→ **Exercise description**:
How many lines in the entries below include the word "that"? Respond with the number only.

━━━ Data in this exercise ━━━

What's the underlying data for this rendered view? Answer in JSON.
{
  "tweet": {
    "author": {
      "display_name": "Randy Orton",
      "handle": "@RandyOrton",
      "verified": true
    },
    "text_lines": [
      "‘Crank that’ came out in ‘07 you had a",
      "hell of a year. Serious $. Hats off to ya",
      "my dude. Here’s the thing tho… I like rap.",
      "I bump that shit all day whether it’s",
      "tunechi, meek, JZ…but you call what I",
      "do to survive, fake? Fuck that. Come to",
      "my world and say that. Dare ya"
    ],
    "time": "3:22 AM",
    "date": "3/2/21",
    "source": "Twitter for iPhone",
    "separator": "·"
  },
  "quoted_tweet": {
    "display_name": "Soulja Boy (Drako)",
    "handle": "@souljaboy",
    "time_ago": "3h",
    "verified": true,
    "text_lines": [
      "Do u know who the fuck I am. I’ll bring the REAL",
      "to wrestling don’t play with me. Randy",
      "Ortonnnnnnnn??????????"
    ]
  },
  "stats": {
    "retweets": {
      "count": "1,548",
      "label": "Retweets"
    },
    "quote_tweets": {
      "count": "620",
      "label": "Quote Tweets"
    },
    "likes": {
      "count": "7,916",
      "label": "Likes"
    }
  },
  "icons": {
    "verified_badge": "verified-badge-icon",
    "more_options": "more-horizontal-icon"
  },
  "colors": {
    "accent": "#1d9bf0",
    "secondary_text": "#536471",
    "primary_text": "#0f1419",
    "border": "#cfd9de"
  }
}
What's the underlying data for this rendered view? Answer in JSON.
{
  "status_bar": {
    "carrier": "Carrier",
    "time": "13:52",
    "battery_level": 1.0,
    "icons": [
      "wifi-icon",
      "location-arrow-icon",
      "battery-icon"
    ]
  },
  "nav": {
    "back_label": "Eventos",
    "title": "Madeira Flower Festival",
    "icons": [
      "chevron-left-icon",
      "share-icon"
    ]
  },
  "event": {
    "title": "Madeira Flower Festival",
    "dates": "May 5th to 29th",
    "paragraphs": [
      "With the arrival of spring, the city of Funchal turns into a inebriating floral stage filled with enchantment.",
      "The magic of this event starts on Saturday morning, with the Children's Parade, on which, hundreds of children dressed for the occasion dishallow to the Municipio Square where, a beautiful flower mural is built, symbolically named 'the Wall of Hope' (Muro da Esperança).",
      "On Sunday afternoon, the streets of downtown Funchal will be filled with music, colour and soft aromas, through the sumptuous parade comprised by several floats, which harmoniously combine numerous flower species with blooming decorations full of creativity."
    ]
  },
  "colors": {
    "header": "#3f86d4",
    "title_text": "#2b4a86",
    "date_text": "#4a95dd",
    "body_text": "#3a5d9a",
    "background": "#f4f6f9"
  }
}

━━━

→ **Result for this task**:
4